§ MR. DARBY GRIFFITH
said, he would beg to ask Mr. Chancellor of the Exchequer whether the plan of uniformity of franchise between Counties and Boroughs is considered by Government to form an essential principle of the proposed Representation of the People Bill, on which the fate of the Bill is to depend; or whether, on the contrary, it is only one of those details which, though forming part of the original suggestions of Government, is to be considered to be open to any alteration or omission in Committee which this House in its wisdom may determine upon?
§ THE CHANCELLOR OF THE EXCHEQUER
Sir, in answering the question of my hon. Friend, I would venture to call the attention of the House to the extremely inconvenient manner in which this Bill to amend the Representation of the People is debated. It is debated, if I may use the expression, wholesale and retail. We have had it treated wholesale for four nights in a debate which has been sustained on both sides with unflagging interest and unfaltering power; and I shall be perfectly ready, when the opportunity shall be afforded to me to vindicate the policy and to explain the intentions of Her Majesty's Government.

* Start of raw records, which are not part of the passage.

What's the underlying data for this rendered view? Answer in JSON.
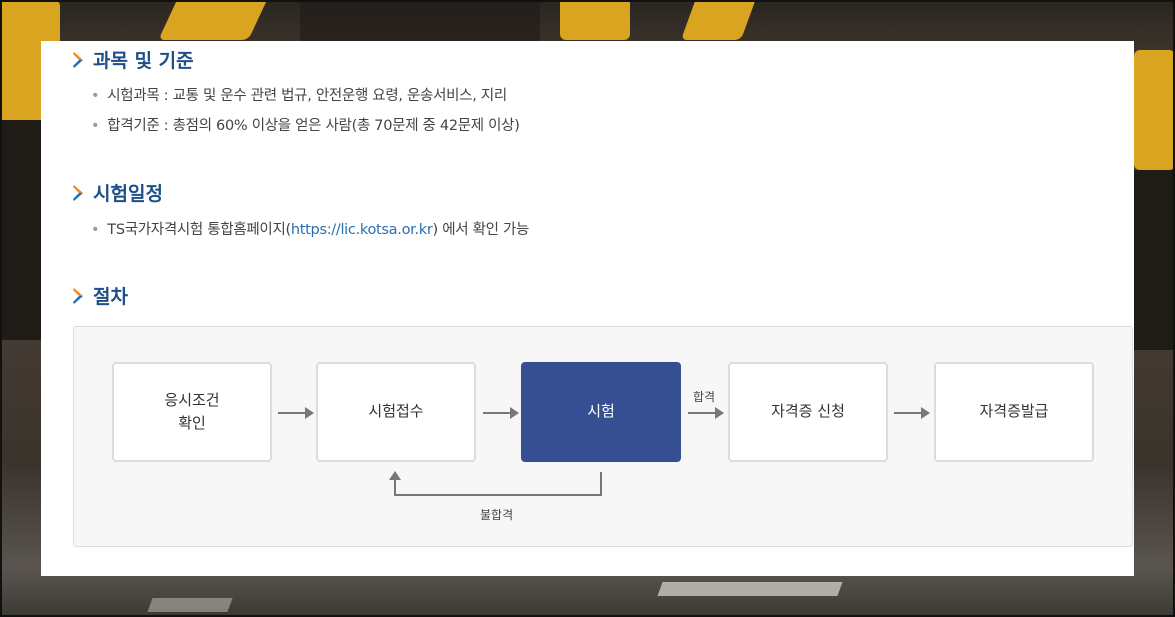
{
  "sections": {
    "subjects": {
      "title": "과목 및 기준",
      "items": [
        "시험과목 : 교통 및 운수 관련 법규, 안전운행 요령, 운송서비스, 지리",
        "합격기준 : 총점의 60% 이상을 얻은 사람(총 70문제 중 42문제 이상)"
      ]
    },
    "schedule": {
      "title": "시험일정",
      "prefix": "TS국가자격시험 통합홈페이지(",
      "link": "https://lic.kotsa.or.kr",
      "suffix": ") 에서 확인 가능"
    },
    "procedure": {
      "title": "절차",
      "steps": [
        "응시조건\n확인",
        "시험접수",
        "시험",
        "자격증 신청",
        "자격증발급"
      ],
      "pass_label": "합격",
      "fail_label": "불합격"
    }
  },
  "colors": {
    "title": "#1f4f8a",
    "chevron_top": "#f08a1c",
    "chevron_bottom": "#1f6fb8",
    "active_step": "#364f92",
    "link": "#2a6fb0"
  },
  "icons": {
    "section_marker": "chevron-right-icon",
    "flow_arrow": "arrow-right-icon"
  }
}
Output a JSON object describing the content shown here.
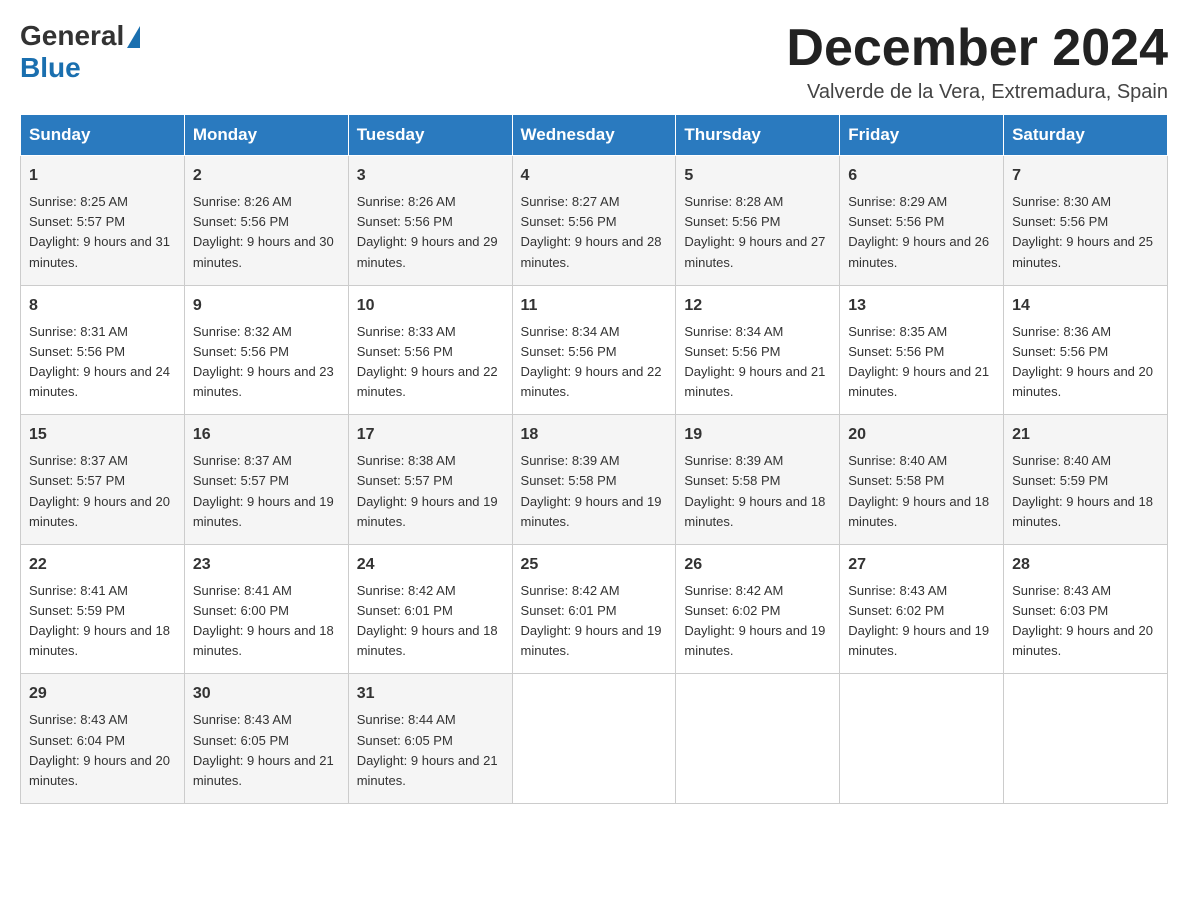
{
  "logo": {
    "general": "General",
    "blue": "Blue"
  },
  "header": {
    "month": "December 2024",
    "location": "Valverde de la Vera, Extremadura, Spain"
  },
  "weekdays": [
    "Sunday",
    "Monday",
    "Tuesday",
    "Wednesday",
    "Thursday",
    "Friday",
    "Saturday"
  ],
  "weeks": [
    [
      {
        "day": "1",
        "sunrise": "8:25 AM",
        "sunset": "5:57 PM",
        "daylight": "9 hours and 31 minutes."
      },
      {
        "day": "2",
        "sunrise": "8:26 AM",
        "sunset": "5:56 PM",
        "daylight": "9 hours and 30 minutes."
      },
      {
        "day": "3",
        "sunrise": "8:26 AM",
        "sunset": "5:56 PM",
        "daylight": "9 hours and 29 minutes."
      },
      {
        "day": "4",
        "sunrise": "8:27 AM",
        "sunset": "5:56 PM",
        "daylight": "9 hours and 28 minutes."
      },
      {
        "day": "5",
        "sunrise": "8:28 AM",
        "sunset": "5:56 PM",
        "daylight": "9 hours and 27 minutes."
      },
      {
        "day": "6",
        "sunrise": "8:29 AM",
        "sunset": "5:56 PM",
        "daylight": "9 hours and 26 minutes."
      },
      {
        "day": "7",
        "sunrise": "8:30 AM",
        "sunset": "5:56 PM",
        "daylight": "9 hours and 25 minutes."
      }
    ],
    [
      {
        "day": "8",
        "sunrise": "8:31 AM",
        "sunset": "5:56 PM",
        "daylight": "9 hours and 24 minutes."
      },
      {
        "day": "9",
        "sunrise": "8:32 AM",
        "sunset": "5:56 PM",
        "daylight": "9 hours and 23 minutes."
      },
      {
        "day": "10",
        "sunrise": "8:33 AM",
        "sunset": "5:56 PM",
        "daylight": "9 hours and 22 minutes."
      },
      {
        "day": "11",
        "sunrise": "8:34 AM",
        "sunset": "5:56 PM",
        "daylight": "9 hours and 22 minutes."
      },
      {
        "day": "12",
        "sunrise": "8:34 AM",
        "sunset": "5:56 PM",
        "daylight": "9 hours and 21 minutes."
      },
      {
        "day": "13",
        "sunrise": "8:35 AM",
        "sunset": "5:56 PM",
        "daylight": "9 hours and 21 minutes."
      },
      {
        "day": "14",
        "sunrise": "8:36 AM",
        "sunset": "5:56 PM",
        "daylight": "9 hours and 20 minutes."
      }
    ],
    [
      {
        "day": "15",
        "sunrise": "8:37 AM",
        "sunset": "5:57 PM",
        "daylight": "9 hours and 20 minutes."
      },
      {
        "day": "16",
        "sunrise": "8:37 AM",
        "sunset": "5:57 PM",
        "daylight": "9 hours and 19 minutes."
      },
      {
        "day": "17",
        "sunrise": "8:38 AM",
        "sunset": "5:57 PM",
        "daylight": "9 hours and 19 minutes."
      },
      {
        "day": "18",
        "sunrise": "8:39 AM",
        "sunset": "5:58 PM",
        "daylight": "9 hours and 19 minutes."
      },
      {
        "day": "19",
        "sunrise": "8:39 AM",
        "sunset": "5:58 PM",
        "daylight": "9 hours and 18 minutes."
      },
      {
        "day": "20",
        "sunrise": "8:40 AM",
        "sunset": "5:58 PM",
        "daylight": "9 hours and 18 minutes."
      },
      {
        "day": "21",
        "sunrise": "8:40 AM",
        "sunset": "5:59 PM",
        "daylight": "9 hours and 18 minutes."
      }
    ],
    [
      {
        "day": "22",
        "sunrise": "8:41 AM",
        "sunset": "5:59 PM",
        "daylight": "9 hours and 18 minutes."
      },
      {
        "day": "23",
        "sunrise": "8:41 AM",
        "sunset": "6:00 PM",
        "daylight": "9 hours and 18 minutes."
      },
      {
        "day": "24",
        "sunrise": "8:42 AM",
        "sunset": "6:01 PM",
        "daylight": "9 hours and 18 minutes."
      },
      {
        "day": "25",
        "sunrise": "8:42 AM",
        "sunset": "6:01 PM",
        "daylight": "9 hours and 19 minutes."
      },
      {
        "day": "26",
        "sunrise": "8:42 AM",
        "sunset": "6:02 PM",
        "daylight": "9 hours and 19 minutes."
      },
      {
        "day": "27",
        "sunrise": "8:43 AM",
        "sunset": "6:02 PM",
        "daylight": "9 hours and 19 minutes."
      },
      {
        "day": "28",
        "sunrise": "8:43 AM",
        "sunset": "6:03 PM",
        "daylight": "9 hours and 20 minutes."
      }
    ],
    [
      {
        "day": "29",
        "sunrise": "8:43 AM",
        "sunset": "6:04 PM",
        "daylight": "9 hours and 20 minutes."
      },
      {
        "day": "30",
        "sunrise": "8:43 AM",
        "sunset": "6:05 PM",
        "daylight": "9 hours and 21 minutes."
      },
      {
        "day": "31",
        "sunrise": "8:44 AM",
        "sunset": "6:05 PM",
        "daylight": "9 hours and 21 minutes."
      },
      null,
      null,
      null,
      null
    ]
  ]
}
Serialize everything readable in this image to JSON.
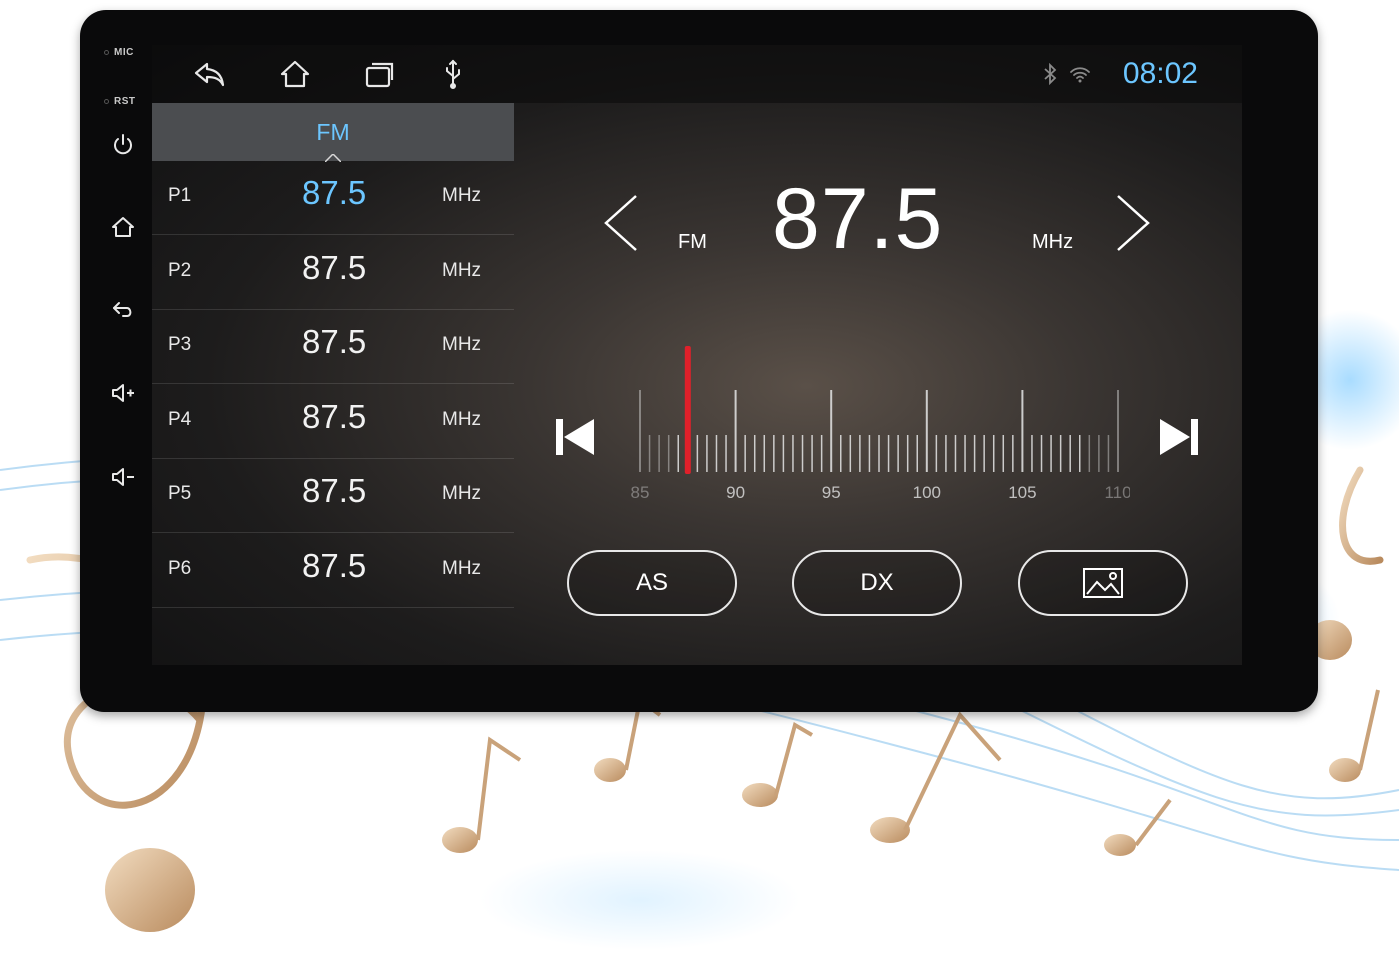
{
  "device": {
    "mic_label": "MIC",
    "rst_label": "RST"
  },
  "status": {
    "clock": "08:02"
  },
  "radio": {
    "band_tab": "FM",
    "presets": [
      {
        "label": "P1",
        "freq": "87.5",
        "unit": "MHz",
        "active": true
      },
      {
        "label": "P2",
        "freq": "87.5",
        "unit": "MHz",
        "active": false
      },
      {
        "label": "P3",
        "freq": "87.5",
        "unit": "MHz",
        "active": false
      },
      {
        "label": "P4",
        "freq": "87.5",
        "unit": "MHz",
        "active": false
      },
      {
        "label": "P5",
        "freq": "87.5",
        "unit": "MHz",
        "active": false
      },
      {
        "label": "P6",
        "freq": "87.5",
        "unit": "MHz",
        "active": false
      }
    ],
    "current": {
      "band": "FM",
      "freq": "87.5",
      "unit": "MHz"
    },
    "dial": {
      "min": 85,
      "max": 110,
      "current": 87.5,
      "labels": [
        "85",
        "90",
        "95",
        "100",
        "105",
        "110"
      ]
    },
    "buttons": {
      "as_label": "AS",
      "dx_label": "DX",
      "wallpaper_icon": "image-icon"
    }
  },
  "colors": {
    "accent": "#6cc6ff",
    "needle": "#e0202a"
  }
}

I must however say, in answer to my hon. Friend, as I have already said in answer to a question from an hon. Gentleman on the other side of the House, that I cannot, within the scope of a fair answer, give the information which he desires. Speaking generally, I would say that we have placed before the House a measure which expresses the policy which the Government would recommend. If there are any Gentlemen who think that on the whole the disadvantages of the course which we recommend counterbalance or overweigh 914 its advantages, it will be open to them to vote against the second reading of the Bill. That is the legitimate course. If the Bill goes into Committee I shall, on the part of the Government, listen to any proposition that is made on any Clause, in that spirit of candour which becomes the Government. If the decision at which the Committee arrives on any definite proposition is contrary to the course which the Government has recommended, then it will be open to us to consider that decision, and act in the manner which we think our duty justifies.